(Component data from apps and pages)
━━━━━━
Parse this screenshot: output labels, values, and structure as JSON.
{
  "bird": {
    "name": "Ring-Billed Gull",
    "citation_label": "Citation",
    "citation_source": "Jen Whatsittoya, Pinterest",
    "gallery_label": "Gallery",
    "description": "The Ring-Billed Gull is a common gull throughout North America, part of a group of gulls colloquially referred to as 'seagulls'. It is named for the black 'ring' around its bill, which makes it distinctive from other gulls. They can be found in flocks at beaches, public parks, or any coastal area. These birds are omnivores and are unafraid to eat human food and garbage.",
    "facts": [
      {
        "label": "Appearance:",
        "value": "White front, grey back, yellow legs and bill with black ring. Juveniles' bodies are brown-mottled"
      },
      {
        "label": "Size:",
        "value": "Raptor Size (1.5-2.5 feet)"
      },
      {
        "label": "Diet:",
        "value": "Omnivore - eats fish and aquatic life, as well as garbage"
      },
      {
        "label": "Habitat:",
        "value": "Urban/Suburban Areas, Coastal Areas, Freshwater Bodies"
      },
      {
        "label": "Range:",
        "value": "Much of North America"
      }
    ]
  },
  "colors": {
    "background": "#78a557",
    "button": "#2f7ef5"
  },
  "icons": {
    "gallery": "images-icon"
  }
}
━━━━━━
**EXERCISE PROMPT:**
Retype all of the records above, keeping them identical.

**EXPECTED ANSWER:**
Parse this screenshot: output labels, values, and structure as JSON.
{
  "bird": {
    "name": "Ring-Billed Gull",
    "citation_label": "Citation",
    "citation_source": "Jen Whatsittoya, Pinterest",
    "gallery_label": "Gallery",
    "description": "The Ring-Billed Gull is a common gull throughout North America, part of a group of gulls colloquially referred to as 'seagulls'. It is named for the black 'ring' around its bill, which makes it distinctive from other gulls. They can be found in flocks at beaches, public parks, or any coastal area. These birds are omnivores and are unafraid to eat human food and garbage.",
    "facts": [
      {
        "label": "Appearance:",
        "value": "White front, grey back, yellow legs and bill with black ring. Juveniles' bodies are brown-mottled"
      },
      {
        "label": "Size:",
        "value": "Raptor Size (1.5-2.5 feet)"
      },
      {
        "label": "Diet:",
        "value": "Omnivore - eats fish and aquatic life, as well as garbage"
      },
      {
        "label": "Habitat:",
        "value": "Urban/Suburban Areas, Coastal Areas, Freshwater Bodies"
      },
      {
        "label": "Range:",
        "value": "Much of North America"
      }
    ]
  },
  "colors": {
    "background": "#78a557",
    "button": "#2f7ef5"
  },
  "icons": {
    "gallery": "images-icon"
  }
}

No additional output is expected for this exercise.